Since appearing in the media in the 1970s, crop circles have become the subject of speculation by various paranormal, ufological, and anomalistic investigators ranging from proposals that they were created by bizarre meteorological phenomena to messages from extraterrestrial beings.
Many crop circles have been found near ancient sites such as Stonehenge, a prehistoric monument located in the English county of Wiltshire. They have also been found near mounds of earth and stones raised over a grave or graves, also known as tumuli barrows, or barrows and chalk horses, or trenches dug and filled with rubble made from brighter material than the natural bedrock, often chalk. There has also been speculation that crop circles have a relation to ley lines.
Many New Age groups incorporate crop circles into their belief systems.

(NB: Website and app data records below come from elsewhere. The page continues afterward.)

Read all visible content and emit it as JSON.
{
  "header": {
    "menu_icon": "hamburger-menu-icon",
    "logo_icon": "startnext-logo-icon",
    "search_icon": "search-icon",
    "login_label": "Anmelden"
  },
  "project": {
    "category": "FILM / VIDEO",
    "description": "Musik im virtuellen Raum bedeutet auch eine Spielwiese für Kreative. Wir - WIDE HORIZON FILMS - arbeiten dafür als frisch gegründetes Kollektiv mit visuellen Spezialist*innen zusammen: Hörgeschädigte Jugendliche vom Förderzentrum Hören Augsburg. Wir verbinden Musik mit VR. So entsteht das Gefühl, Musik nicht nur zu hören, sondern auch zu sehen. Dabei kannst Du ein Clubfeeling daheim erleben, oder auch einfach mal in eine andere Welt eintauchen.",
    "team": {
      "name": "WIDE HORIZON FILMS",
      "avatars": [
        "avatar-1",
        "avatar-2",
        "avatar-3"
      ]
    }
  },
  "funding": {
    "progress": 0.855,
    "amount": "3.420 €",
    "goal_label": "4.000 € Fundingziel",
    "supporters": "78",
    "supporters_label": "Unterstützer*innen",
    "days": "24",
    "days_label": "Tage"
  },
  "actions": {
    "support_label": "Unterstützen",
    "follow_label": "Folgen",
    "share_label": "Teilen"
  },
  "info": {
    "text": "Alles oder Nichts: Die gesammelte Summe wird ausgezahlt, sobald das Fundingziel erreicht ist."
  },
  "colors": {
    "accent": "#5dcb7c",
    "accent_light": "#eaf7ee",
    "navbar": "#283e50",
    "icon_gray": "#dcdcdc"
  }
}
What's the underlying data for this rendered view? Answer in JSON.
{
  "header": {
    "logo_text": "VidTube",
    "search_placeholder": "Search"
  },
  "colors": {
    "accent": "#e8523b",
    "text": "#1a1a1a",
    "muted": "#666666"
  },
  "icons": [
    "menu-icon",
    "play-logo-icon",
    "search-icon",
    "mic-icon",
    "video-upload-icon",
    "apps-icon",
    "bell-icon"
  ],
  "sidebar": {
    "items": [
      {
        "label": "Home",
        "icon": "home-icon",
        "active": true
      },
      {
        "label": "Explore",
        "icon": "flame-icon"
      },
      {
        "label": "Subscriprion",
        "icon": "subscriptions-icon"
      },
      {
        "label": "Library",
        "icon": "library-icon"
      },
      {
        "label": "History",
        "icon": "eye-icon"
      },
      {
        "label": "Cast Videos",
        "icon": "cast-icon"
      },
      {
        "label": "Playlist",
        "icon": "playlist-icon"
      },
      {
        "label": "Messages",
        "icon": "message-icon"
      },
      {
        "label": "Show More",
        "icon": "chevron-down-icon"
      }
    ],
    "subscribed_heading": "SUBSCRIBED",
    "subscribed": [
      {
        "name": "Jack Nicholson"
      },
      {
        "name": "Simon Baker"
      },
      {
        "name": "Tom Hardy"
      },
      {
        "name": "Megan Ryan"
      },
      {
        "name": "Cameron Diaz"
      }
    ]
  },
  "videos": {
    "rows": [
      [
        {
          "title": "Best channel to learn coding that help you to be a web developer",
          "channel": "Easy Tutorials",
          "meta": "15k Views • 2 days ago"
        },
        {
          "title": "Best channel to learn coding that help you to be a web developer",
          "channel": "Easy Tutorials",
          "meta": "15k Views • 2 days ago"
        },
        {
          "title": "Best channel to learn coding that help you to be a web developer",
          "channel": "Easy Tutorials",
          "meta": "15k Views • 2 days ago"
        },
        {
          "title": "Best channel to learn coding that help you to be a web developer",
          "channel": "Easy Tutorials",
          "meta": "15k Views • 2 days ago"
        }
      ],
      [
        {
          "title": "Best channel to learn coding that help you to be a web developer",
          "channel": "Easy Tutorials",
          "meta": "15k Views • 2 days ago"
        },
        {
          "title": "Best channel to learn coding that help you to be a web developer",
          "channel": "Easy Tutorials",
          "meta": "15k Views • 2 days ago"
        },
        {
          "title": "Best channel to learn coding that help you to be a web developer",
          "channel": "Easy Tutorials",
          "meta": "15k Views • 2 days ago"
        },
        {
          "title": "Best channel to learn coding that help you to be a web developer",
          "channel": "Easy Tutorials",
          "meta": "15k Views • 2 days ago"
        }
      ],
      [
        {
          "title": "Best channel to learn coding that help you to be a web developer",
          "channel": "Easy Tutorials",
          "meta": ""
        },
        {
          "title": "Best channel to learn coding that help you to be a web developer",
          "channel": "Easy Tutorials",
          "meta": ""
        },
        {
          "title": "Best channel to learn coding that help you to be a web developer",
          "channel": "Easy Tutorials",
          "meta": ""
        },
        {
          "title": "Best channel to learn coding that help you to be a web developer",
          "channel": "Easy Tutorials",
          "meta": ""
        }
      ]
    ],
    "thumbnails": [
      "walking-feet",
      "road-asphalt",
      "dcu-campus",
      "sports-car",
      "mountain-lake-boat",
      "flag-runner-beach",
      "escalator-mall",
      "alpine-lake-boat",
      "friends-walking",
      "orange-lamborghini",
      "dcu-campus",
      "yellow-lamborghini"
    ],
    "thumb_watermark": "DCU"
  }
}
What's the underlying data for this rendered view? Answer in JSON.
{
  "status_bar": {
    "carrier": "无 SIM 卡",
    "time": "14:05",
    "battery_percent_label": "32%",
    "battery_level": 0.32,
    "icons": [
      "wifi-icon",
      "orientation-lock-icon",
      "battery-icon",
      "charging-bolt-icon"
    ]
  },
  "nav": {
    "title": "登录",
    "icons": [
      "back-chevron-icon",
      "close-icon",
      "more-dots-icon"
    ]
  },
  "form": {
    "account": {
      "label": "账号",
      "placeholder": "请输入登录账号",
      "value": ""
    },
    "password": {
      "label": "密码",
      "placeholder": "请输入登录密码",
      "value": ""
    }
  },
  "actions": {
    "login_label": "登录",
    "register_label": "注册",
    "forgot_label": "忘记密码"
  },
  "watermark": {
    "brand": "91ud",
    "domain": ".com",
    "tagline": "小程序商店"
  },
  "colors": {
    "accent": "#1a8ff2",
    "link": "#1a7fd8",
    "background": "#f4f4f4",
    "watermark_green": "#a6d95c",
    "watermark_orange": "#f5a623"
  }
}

Some have related crop circles to the Gaia hypothesis, alleging that "Gaia", the earth, is actually alive and that crop circles are messages or responses to stimuli such as global warming and human pollution. It asserts that the earth may be modeled as if a single super-organism, in that earthly components (e.g. biota, climate, temperature, sunlight, etc.) influence each other and are organized to function and develop as a whole.
The main criticism of alleged non-human creation of crop circles is that while evidence of these origins, besides eyewitness testimonies, is essentially absent, some are definitely known to be the work of human pranksters and others can be adequately explained as such. There have been cases in which researchers declared crop circles to be "the real thing", only to be confronted with the people who created the circle and documented the fraud.
In his 1997 book The Demon-Haunted World: Science as a Candle in the Dark, Carl Sagan discussed alien-based theories of crop circle formation. Sagan concluded that no empirical evidence existed to link UFOs with crop circles.
Many others have demonstrated how complex crop circles can be created. Scientific American published an article by Matt Ridley, who started making crop circles in northern England in 1991.
He wrote about how easy it is to develop techniques using simple tools that can easily fool later observers. He reported on "expert" sources such as the Wall Street Journal who had been easily fooled and mused about why people want to believe supernatural explanations for phenomena that are not yet explained. Methods of creating a crop circle are now well documented on the Internet.
Among others, paranormal enthusiasts, ufologists, and anomalistic investigators have offered hypothetical explanations that have been criticized as pseudoscientific by skeptical groups like the Committee for Skeptical Inquiry.
Responding to local beliefs that "extraterrestrial beings" in UFOs were responsible for crop circles appearing in Indonesia, the government and the National Aeronautics and Space Agency (Lapan) described them as "man-made". Thomas Djamaluddin, research professor of astronomy and astrophysics at Lapan stated: "We have come to agree that this 'thing' cannot be scientifically proven. Scientists have put UFOs in the category of pseudoscience."
Signs indicate that some form of non-human intelligence is communication with us ... What's the message?
Academy Award nominated documentary filmmaker William Gazecki (Waco: "Rules of Engagement") offers a compelling and provocative look at the mysterious phenomenon of Crop Circles. Full of never-before-seen footage and interviews with leading Crop Circle researchers and scientists, Crop "Circles: Quest For Truth is a fascinating, in-depth exploration of prevailing theories about the origin and nature of Crop Circles and the possible implications for us and Planet Earth. An astonishing experience guaranteed to shift perspectives and alter perceptions of what is real.